The message that a young African receives from his acquaintances in Israel is
that it is possible to earn $800 to $1,500 a month ($3-$7 per hour).
monthly expenses are $400, so within a few months it is possible to repay the
$3,000 he owes the Beduin who smuggled him from Cairo to Israel.
the migrants even receive tips on how to avoid clashes with the Sinai Beduin to
avoid overpaying, how to register with the Jews after crossing the border and
how to get on a bus that will take them to Tel Aviv, where there is a city of
Africans with an entertainment center.
There is work, mainly as cleaners.
It is possible to get a regular job with a salary of $1,000 a month for a 10-
hour day through an agency, or try your luck on the street for a higher daily
wage. Life in Israel is fairly easy, and there is plenty of food. In the
worst-case scenario, you will be deported back home with a bonus of a few
Since the economic conditions in Sudan and Eritrea are
dire, it is not possible to prevent the entry of 1,000 to 2,000 Africans a month
unless they are cut off from the Israeli job market. This is part of a global
phenomenon, and every country that does not allow the entry of illegal
immigrants has learned that there is only one way to deal with the problem:
build camps with full services for migrants without work permits, massive
enforcement on employers to prevent the hiring of migrants and agreement to
deport migrants back to their countries of origin, together with agreements with
the foreign governments on penalties.
The measures should be precisely in
this order. There is no point in enforcement on employers if there are no camps
with services for migrants. Building a border fence is welcome, but it can be
overcome with money.
There is also the sea, the land route from Jordan,
tunnels, bridges and planes that carry tourists who remain here. The government
long ago approved these measures, but it has not implemented them because of
their high cost: NIS 10,000 per month per migrant in a camp. On the other hand,
delaying action causes great socioeconomic damage to Israel’s poor.
true for all foreigners The entry of low-skilled foreign workers from poor
countries directly harms the jobs and salaries of Israelis. This is true of all
foreigners: Africans, Chinese, Russians, Romanians, Turks, Thais and
Palestinians, with or without work visas. They compete in a fairly free labor
market, with limited enforcement of the minimum wage and labor laws.
the unskilled labor market, 500,000 Israelis are competing against 280,000
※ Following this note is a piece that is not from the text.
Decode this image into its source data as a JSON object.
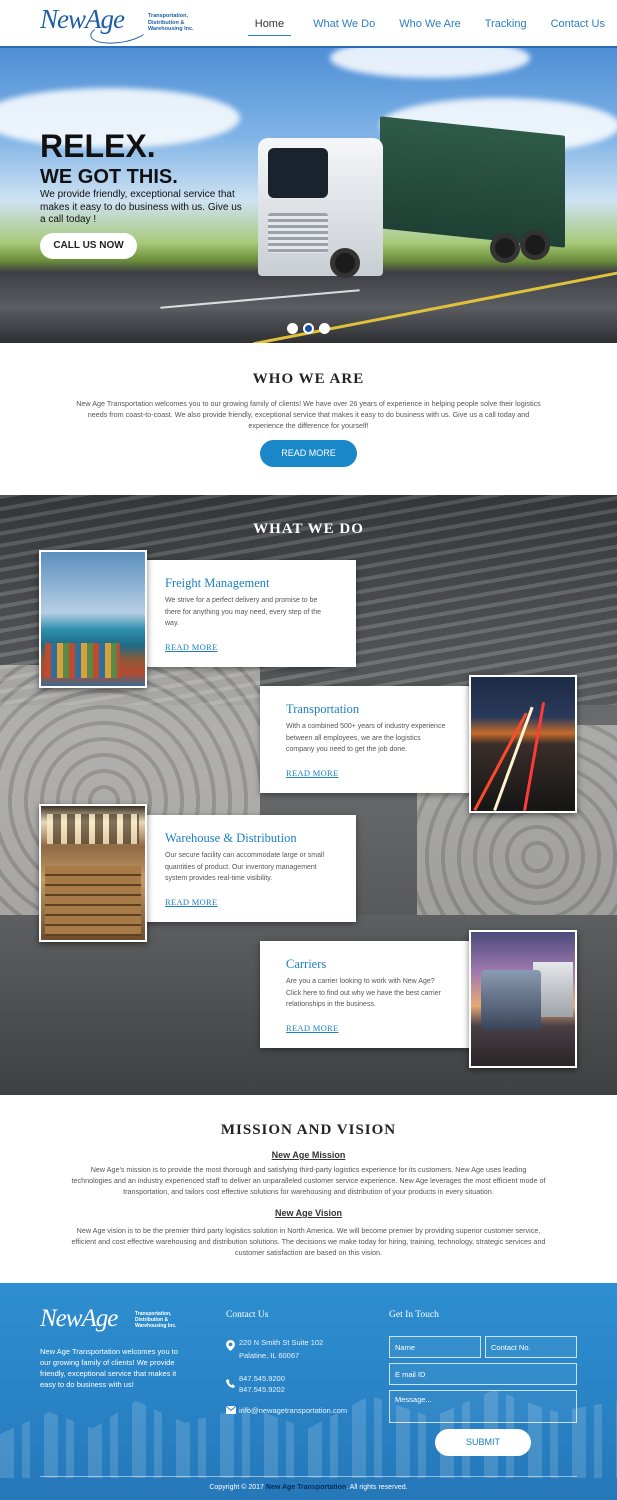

non-Israelis for low-level wages as cleaners, farm workers, construction workers
and other service providers. The more job seekers who enter this market, the
lower salaries fall. The more workers with lower alternative incomes (incomes
from their country of origin or welfare services), everyone’s bargaining power
declines and salaries fall. The massive entry of foreign workers is a key factor
in Israel’s widening economic gaps and why the salaries of the working poor have
not risen in real terms for 30 years.
Removing the non-Israelis,
especially the Africans, from the Israeli labor market will make it possible to
deal with the deepening poverty and social harm caused by their residence in
Israel’s main cities and their inclusion in the labor market. It must be made
obvious that we will not grant citizenship to migrant laborers; they are
ostensibly here temporarily, their employment harms the economy because it
creates businesses and services based on cheap labor, it prevents the adopting
of advanced technologies and then makes it hard to change.
To promote the
employment of low-educated and low-skilled Israelis, the employment of
non-Israelis must be minimized. Job training, help in hiring, the retraining of
Israelis and the introduction of more automation are all necessary for Israeli
workers to join the labor market at high salaries commensurate with their
productivity. Israeli governments have agreed to this over the past decade, but
they have done nothing.Zvi Eckstein is the dean of the School of
Economics at the Interdisciplinary Center Herzliya and a former deputy governor
of the Bank of Israel.